- Make your praise specific. For example, “When he did X organizational task, he was exceptional.”
- Refer to specific tasks or projects. For example, “While she worked on project X…” or “As a member of the X team…”
- Avoid examples that highlight a candidate’s weaknesses.
If you’re unsure if you want to provide a reference, you may be hesitating because the candidate’s performance was inconsistent or stronger in some areas than others. Discuss your concerns with the candidate. Perhaps he or she has made some positive changes since you last worked together. Talk to the candidate about what you feel comfortable discussing with potential employers and let the candidate decide whether to include you as a reference.
If you’re uncomfortable providing a reference, say so. In this case, it’s in the candidate’s best interest for you to turn down the request. A less-than-positive reference usually does more harm than good and potential employers will sense your hesitation.
How to prepare
If you’ve agreed to provide a reference, you need to gather some basic information so you can write a reference letter or answer questions by phone. Ask the candidate to provide you with:
- an up-to-date resumé
- a copy of the job posting or details about the position, such as required skills, experience, qualifications and expected tasks
- details about projects he or she was involved with.
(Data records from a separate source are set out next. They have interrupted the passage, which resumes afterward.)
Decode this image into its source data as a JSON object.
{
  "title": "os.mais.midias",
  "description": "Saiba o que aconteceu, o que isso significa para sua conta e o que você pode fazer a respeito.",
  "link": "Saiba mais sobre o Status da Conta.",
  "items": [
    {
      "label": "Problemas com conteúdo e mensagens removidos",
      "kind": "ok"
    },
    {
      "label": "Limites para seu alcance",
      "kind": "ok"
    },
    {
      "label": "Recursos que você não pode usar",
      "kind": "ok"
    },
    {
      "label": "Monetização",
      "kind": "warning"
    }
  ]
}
If you supervised the candidate, look over his or her most recent performance review.
You and the candidate should also talk about 2 other items:
- If he or she was an employee or a co-worker, you’ll want to discuss the details of why and how the candidate left the job. His or her explanation should be the same as yours. The more positive it is, the more helpful it will be.
- A potential employer may ask both you and the candidate about weaknesses. Talk about how you’ll answer this question. If you supervised the candidate, use the most recent performance review as a guide. Ask the candidate what steps he or she has taken to improve skills or attitudes.
What questions will you be asked?
Unless you specify that you want to be contacted by email or mail, the candidate’s potential employer will probably phone you. If it’s an employment reference, you’ll be asked to confirm information like dates of employment, position and so on. Here are some other questions you could be asked:
- What was your relationship to the candidate?
- Why did the candidate leave (or why is the candidate planning to leave) this job?
- What were his or her responsibilities?
- How would you describe (or rate on a scale of 1 to 10) the candidate’s dependability, flexibility, ability to work well with others, judgment, accuracy, initiative, responsibility and so on?
- What would this candidate do if… (describes a possible situation)?
- How would you rate or describe the candidate’s overall job performance?
- What are his or her strengths?
- In what areas could he or she improve?
- Would you hire this person again?
If you feel a question is inappropriate, say “I’m not comfortable answering that.” In Alberta, the Human Rights Act identifies questions an employer cannot ask when making pre-employment inquiries. These limits apply to reference checks and include details about race, religious beliefs, colour, gender, physical disability, mental disability, age, ancestry, place of origin, marital status, source of income, family status and sexual orientation. For more information, see Human Rights and You: What Can Employers Ask? in Related Information or visit Alberta Human Rights.
The potential employer will try to make you feel at ease but a reference check is not a casual chat. If you maintain confidentiality and your own level of formality, you’ll avoid saying something you might regret later.
Show your support by providing an effective reference.
Being asked to give a reference is a routine part of working life, but it’s also an opportunity to show your support for a current or former employee, co-worker, student or neighbour. With the right information and an awareness of some legal concerns, you’ll be able to provide an effective reference—and feel good about doing it.